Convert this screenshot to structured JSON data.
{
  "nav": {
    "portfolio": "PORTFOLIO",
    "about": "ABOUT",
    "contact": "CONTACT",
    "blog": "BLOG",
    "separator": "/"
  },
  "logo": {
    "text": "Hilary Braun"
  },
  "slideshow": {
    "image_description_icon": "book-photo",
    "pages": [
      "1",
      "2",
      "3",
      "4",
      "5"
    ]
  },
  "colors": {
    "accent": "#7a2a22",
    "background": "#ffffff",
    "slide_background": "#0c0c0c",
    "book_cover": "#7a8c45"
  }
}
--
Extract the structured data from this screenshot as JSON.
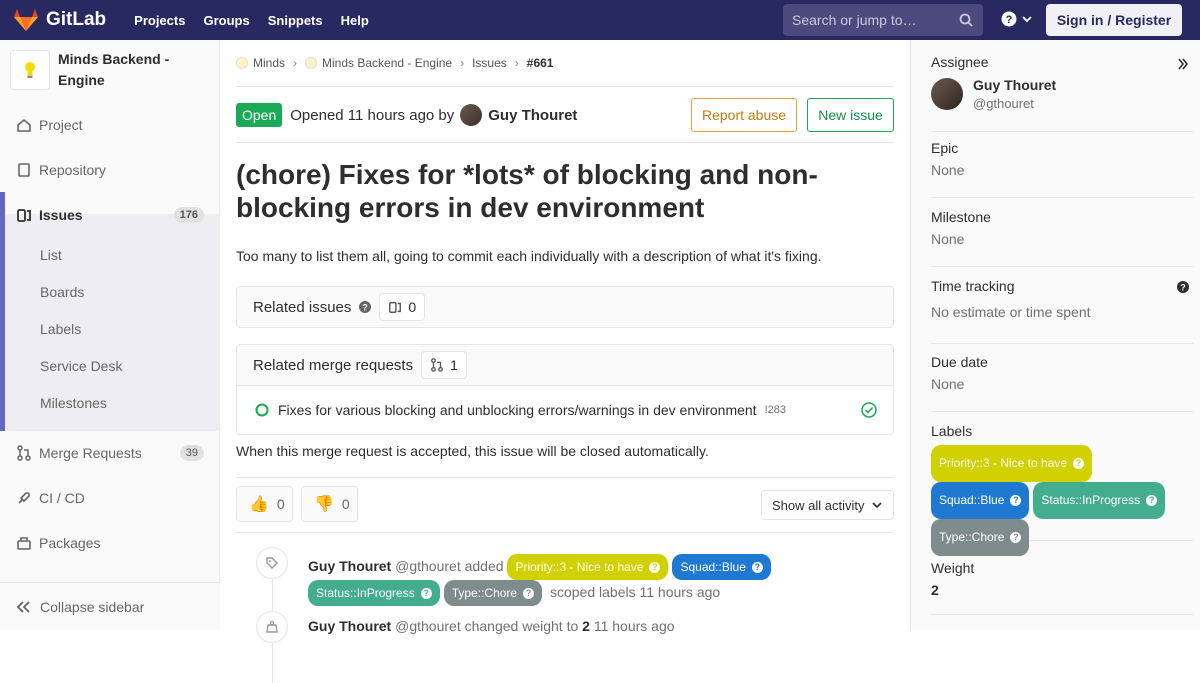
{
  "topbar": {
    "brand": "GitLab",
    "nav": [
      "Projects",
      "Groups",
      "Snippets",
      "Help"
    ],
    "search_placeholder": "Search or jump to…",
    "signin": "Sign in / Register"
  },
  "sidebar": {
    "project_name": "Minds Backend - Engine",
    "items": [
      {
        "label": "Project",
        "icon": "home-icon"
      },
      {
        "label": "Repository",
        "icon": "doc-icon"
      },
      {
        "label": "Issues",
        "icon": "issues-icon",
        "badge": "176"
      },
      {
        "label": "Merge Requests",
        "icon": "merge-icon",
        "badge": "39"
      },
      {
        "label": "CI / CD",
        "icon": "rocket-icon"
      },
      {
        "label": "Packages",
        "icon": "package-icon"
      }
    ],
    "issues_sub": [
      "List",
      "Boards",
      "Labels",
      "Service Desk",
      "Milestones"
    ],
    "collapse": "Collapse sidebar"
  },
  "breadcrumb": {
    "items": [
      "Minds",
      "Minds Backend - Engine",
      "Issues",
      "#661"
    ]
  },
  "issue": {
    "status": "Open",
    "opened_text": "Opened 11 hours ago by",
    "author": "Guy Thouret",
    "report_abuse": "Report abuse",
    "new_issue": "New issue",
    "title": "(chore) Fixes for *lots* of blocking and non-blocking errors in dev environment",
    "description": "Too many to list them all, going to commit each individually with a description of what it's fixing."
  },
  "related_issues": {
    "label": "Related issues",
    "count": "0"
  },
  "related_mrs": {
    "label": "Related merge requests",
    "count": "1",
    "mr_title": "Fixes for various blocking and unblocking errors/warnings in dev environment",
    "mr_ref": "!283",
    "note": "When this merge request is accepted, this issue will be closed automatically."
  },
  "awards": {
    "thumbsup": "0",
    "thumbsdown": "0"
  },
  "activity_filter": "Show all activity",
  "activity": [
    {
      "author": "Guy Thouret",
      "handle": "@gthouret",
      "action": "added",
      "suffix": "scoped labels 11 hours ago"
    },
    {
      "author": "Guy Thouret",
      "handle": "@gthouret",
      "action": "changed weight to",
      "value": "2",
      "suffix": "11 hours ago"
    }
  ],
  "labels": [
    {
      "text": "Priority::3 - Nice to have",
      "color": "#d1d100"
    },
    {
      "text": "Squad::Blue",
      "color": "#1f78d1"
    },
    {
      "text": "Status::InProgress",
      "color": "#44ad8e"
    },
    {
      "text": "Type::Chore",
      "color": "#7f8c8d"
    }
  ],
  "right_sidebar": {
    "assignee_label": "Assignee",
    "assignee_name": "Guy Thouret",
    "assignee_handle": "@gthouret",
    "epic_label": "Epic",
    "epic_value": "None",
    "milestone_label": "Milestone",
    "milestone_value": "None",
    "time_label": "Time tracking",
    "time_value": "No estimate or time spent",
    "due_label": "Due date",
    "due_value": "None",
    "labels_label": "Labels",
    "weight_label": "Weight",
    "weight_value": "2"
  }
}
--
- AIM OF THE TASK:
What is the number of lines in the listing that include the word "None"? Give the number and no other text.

- RESPONSE TO THIS TASK:
3